FIFA has a new boss.
Soccer’s governing body elected Gianni Infantino as its president to succeed Sepp Blatter, the disgraced chief who was banned for six years for violating the organization’s ethics rules.
“We will restore the image of FIFA,” Infantino said in his first address as president.
Infantino won in the second round of voting, earning 115 votes, defeating Bahrain’s Sheikh Salman bin Ebrahim al-Khalifa (88), and Jordan’s Prince Ali bin al-Hussein (four votes).
The election of Infantino, who holds Swiss and Italian citizenship, and who runs UEFA, European soccer’s governing body, firmly enshrines soccer’s power in the continent. There had been speculation ahead of the vote that the new FIFA’s chief would be more reflective of soccer’s support base in Asia, the Middle East, or Africa.
Prior to the election, FIFA passed a package at its extraordinary congress, to give the session its official name, meant to overhaul the institution.
The way FIFA is governed will be overhauled: FIFA Council replaces ExCo; standing committees reduced from 26 to 9. pic.twitter.com/6zMm6596uU— FIFA Media (@fifamedia) February 26, 2016
Key committees to have at least 50% independent members. Plus eligibility checks for all elected officials by independent Review Committee.— FIFA Media (@fifamedia) February 26, 2016
Separation of power is a crucial part of the reforms. FIFA Council to set strategy, General Secretariat to take everyday business decisions.— FIFA Media (@fifamedia) February 26, 2016
President & Council members to serve maximum term of 3 x 4 years. Compensation for senior figures to be disclosed. pic.twitter.com/Ltf0hG6VKZ— FIFA Media (@fifamedia) February 26, 2016
There will be greater participation & diversity in decision-making including a new Football Stakeholder’s Committee. pic.twitter.com/Cl275BZZCQ— FIFA Media (@fifamedia) February 26, 2016

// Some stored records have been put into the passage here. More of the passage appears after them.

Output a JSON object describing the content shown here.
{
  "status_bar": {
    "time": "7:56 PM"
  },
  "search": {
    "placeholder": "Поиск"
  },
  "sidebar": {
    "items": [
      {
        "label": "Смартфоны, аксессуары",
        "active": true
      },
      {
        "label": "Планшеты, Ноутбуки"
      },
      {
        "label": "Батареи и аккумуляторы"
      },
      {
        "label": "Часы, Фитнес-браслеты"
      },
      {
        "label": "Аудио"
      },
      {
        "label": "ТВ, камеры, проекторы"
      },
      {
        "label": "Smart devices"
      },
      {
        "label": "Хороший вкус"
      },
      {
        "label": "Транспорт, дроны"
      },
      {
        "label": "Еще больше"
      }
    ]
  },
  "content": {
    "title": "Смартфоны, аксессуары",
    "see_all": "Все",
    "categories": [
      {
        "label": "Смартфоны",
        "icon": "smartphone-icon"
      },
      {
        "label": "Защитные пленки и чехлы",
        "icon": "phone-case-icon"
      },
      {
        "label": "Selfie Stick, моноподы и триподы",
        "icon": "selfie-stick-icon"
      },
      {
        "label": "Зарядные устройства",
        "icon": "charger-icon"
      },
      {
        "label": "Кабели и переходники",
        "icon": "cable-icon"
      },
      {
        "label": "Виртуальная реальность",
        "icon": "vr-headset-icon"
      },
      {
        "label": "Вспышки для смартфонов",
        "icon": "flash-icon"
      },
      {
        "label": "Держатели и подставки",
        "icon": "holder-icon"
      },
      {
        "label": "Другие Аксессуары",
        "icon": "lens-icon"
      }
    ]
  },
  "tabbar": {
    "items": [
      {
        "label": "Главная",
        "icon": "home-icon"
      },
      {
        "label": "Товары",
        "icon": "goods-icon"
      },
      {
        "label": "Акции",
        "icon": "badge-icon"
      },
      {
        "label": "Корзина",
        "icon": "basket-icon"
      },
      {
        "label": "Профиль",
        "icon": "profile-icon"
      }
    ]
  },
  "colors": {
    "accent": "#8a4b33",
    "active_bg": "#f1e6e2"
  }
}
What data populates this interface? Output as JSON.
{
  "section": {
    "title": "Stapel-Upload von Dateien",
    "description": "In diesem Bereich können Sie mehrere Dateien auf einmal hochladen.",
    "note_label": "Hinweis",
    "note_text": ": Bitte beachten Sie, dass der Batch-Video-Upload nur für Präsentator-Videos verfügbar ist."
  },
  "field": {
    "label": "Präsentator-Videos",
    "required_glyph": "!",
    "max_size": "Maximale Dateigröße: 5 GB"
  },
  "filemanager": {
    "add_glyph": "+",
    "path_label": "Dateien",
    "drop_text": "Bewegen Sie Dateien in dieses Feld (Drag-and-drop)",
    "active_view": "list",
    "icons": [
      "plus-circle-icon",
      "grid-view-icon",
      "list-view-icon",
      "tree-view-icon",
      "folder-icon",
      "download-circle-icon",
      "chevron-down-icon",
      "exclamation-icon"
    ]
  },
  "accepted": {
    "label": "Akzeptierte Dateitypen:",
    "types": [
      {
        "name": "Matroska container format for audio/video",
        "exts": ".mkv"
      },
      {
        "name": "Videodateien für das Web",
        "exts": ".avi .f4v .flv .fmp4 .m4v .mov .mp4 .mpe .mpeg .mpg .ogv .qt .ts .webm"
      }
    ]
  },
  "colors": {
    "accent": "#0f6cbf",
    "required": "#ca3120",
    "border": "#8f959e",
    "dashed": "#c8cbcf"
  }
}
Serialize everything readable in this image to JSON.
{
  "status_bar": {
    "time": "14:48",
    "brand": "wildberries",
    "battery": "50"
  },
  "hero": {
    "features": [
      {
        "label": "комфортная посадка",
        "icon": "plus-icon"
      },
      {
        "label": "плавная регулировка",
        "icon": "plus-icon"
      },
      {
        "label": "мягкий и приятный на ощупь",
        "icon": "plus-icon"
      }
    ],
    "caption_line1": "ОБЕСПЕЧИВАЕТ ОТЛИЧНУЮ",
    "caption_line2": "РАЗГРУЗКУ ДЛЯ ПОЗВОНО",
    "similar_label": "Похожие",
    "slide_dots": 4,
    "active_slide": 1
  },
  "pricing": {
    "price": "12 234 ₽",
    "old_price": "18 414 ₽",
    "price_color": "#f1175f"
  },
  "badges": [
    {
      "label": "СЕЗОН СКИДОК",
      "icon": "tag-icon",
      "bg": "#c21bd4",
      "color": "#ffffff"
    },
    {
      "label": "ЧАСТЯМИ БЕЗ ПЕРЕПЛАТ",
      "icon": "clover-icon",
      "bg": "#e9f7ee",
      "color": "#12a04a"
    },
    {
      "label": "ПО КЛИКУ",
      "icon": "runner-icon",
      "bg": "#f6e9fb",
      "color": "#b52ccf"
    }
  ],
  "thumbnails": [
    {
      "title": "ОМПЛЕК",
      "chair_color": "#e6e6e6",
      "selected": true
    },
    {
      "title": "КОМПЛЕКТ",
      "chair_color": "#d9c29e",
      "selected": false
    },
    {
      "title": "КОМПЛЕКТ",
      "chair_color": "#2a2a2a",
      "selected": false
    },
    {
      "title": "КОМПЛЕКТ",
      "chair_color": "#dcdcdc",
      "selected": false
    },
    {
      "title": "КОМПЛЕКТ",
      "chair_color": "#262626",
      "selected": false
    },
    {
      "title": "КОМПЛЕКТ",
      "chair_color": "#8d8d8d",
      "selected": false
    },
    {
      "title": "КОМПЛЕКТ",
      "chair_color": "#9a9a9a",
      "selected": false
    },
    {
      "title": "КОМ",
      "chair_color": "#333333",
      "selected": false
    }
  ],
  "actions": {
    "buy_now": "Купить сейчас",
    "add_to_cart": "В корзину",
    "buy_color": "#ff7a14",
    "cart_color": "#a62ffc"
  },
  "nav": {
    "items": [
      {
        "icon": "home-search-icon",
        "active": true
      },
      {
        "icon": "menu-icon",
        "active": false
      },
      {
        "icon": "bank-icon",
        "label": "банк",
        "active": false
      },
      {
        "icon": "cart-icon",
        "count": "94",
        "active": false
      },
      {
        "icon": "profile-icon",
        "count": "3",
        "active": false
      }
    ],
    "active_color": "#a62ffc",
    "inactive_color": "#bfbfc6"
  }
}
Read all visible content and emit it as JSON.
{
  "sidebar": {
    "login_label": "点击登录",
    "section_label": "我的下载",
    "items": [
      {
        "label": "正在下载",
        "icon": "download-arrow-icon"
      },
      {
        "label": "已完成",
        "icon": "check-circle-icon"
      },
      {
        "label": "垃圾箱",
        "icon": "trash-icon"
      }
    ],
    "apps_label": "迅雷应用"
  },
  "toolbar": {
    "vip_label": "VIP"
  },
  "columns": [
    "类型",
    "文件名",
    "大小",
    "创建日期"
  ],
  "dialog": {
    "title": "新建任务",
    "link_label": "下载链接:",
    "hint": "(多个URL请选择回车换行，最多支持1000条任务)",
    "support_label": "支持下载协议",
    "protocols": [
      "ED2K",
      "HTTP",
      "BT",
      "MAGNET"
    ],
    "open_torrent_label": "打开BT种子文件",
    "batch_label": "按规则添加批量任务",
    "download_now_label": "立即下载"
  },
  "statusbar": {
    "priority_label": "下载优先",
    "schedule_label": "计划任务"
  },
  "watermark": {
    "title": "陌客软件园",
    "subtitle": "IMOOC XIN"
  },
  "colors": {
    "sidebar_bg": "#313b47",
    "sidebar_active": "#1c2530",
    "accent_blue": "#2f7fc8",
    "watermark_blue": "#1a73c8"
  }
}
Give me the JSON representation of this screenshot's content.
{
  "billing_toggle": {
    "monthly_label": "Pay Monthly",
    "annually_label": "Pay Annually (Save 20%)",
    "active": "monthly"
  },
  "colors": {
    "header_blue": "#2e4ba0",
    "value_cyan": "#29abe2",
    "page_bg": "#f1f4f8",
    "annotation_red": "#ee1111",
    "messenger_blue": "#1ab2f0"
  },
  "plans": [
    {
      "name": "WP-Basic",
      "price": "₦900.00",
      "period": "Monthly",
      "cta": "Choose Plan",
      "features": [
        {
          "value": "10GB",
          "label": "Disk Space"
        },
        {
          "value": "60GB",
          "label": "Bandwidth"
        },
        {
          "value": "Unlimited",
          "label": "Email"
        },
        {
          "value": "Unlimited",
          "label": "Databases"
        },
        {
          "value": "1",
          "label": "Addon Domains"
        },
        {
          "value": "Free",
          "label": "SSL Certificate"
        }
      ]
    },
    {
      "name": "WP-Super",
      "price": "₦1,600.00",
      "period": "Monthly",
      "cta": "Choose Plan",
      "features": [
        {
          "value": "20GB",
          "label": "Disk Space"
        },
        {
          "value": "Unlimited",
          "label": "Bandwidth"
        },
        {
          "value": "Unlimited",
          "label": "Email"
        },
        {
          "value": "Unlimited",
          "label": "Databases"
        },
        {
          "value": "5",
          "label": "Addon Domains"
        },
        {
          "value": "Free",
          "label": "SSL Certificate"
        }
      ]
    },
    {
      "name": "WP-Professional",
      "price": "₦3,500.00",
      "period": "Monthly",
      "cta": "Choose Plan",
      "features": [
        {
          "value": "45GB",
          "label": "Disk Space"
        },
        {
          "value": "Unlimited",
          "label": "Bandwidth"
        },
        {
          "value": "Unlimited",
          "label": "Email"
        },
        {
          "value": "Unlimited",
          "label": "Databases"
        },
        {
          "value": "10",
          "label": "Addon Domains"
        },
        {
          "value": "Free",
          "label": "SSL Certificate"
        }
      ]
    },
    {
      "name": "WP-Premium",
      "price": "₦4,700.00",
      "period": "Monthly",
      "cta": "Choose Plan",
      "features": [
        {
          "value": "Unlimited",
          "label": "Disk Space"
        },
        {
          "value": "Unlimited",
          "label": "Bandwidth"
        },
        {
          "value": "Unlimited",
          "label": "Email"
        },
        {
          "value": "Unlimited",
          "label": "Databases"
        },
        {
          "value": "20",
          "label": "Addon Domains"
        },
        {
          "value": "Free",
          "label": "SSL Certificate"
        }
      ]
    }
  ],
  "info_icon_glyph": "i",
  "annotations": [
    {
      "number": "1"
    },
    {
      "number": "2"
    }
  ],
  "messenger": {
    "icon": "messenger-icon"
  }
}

The changes, which will go into effect in 60 days, appear to address some of the concerns about how FIFA was run—and seem to reflect some of the recommendations made by FIFA’s reform committee in December on ways to overhaul how soccer was governed.